Exercise description:
When a line of the records below contains the string "label", copy that whole line.

Entries shown:
..........
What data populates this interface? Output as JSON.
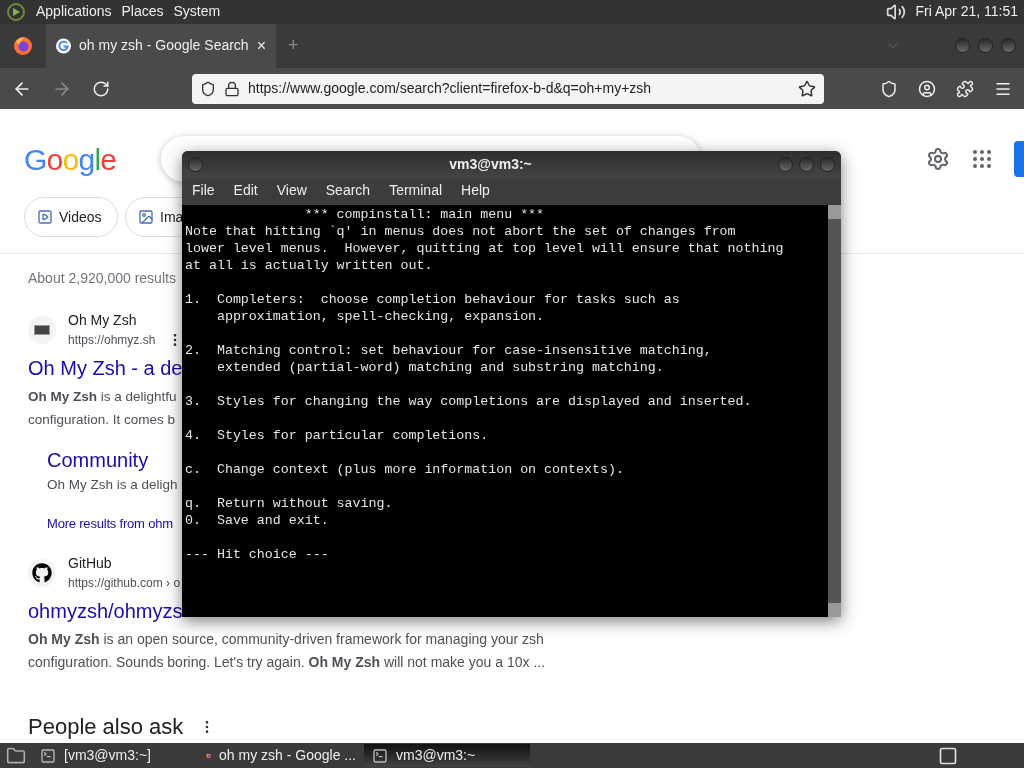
{
  "top_panel": {
    "menus": [
      "Applications",
      "Places",
      "System"
    ],
    "clock": "Fri Apr 21, 11:51"
  },
  "browser": {
    "tab": {
      "title": "oh my zsh - Google Search",
      "close": "×"
    },
    "new_tab": "+",
    "url": "https://www.google.com/search?client=firefox-b-d&q=oh+my+zsh",
    "forward_disabled": true
  },
  "google": {
    "logo": "Google",
    "chips": [
      {
        "label": "Videos",
        "kind": "video"
      },
      {
        "label": "Ima",
        "kind": "image"
      }
    ],
    "result_count": "About 2,920,000 results",
    "results": [
      {
        "site": "Oh My Zsh",
        "url": "https://ohmyz.sh",
        "kind": "terminal",
        "title": "Oh My Zsh - a de",
        "snippet": [
          "**Oh My Zsh** is a delightfu",
          "configuration. It comes b"
        ],
        "sitelink": {
          "title": "Community",
          "snippet": "Oh My Zsh is a deligh"
        },
        "more": "More results from ohm"
      },
      {
        "site": "GitHub",
        "url": "https://github.com › o",
        "kind": "github",
        "title": "ohmyzsh/ohmyzs",
        "snippet": [
          "**Oh My Zsh** is an open source, community-driven framework for managing your zsh configuration. Sounds boring. Let's try again. **Oh My Zsh** will not make you a 10x ..."
        ]
      }
    ],
    "people_also_ask": "People also ask"
  },
  "terminal": {
    "title": "vm3@vm3:~",
    "menu": [
      "File",
      "Edit",
      "View",
      "Search",
      "Terminal",
      "Help"
    ],
    "blocks": [
      [
        "               *** compinstall: main menu ***",
        "Note that hitting `q' in menus does not abort the set of changes from",
        "lower level menus.  However, quitting at top level will ensure that nothing",
        "at all is actually written out."
      ],
      [
        "1.  Completers:  choose completion behaviour for tasks such as",
        "    approximation, spell-checking, expansion."
      ],
      [
        "2.  Matching control: set behaviour for case-insensitive matching,",
        "    extended (partial-word) matching and substring matching."
      ],
      [
        "3.  Styles for changing the way completions are displayed and inserted."
      ],
      [
        "4.  Styles for particular completions."
      ],
      [
        "c.  Change context (plus more information on contexts)."
      ],
      [
        "q.  Return without saving.",
        "0.  Save and exit."
      ],
      [
        "--- Hit choice ---"
      ]
    ]
  },
  "taskbar": [
    {
      "label": "[vm3@vm3:~]",
      "kind": "terminal",
      "selected": false
    },
    {
      "label": "oh my zsh - Google ...",
      "kind": "browser",
      "selected": false
    },
    {
      "label": "vm3@vm3:~",
      "kind": "terminal",
      "selected": true
    }
  ]
}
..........
Reply to the task:
        "label": "Videos",
        "label": "Ima",
      "label": "[vm3@vm3:~]",
      "label": "oh my zsh - Google ...",
      "label": "vm3@vm3:~",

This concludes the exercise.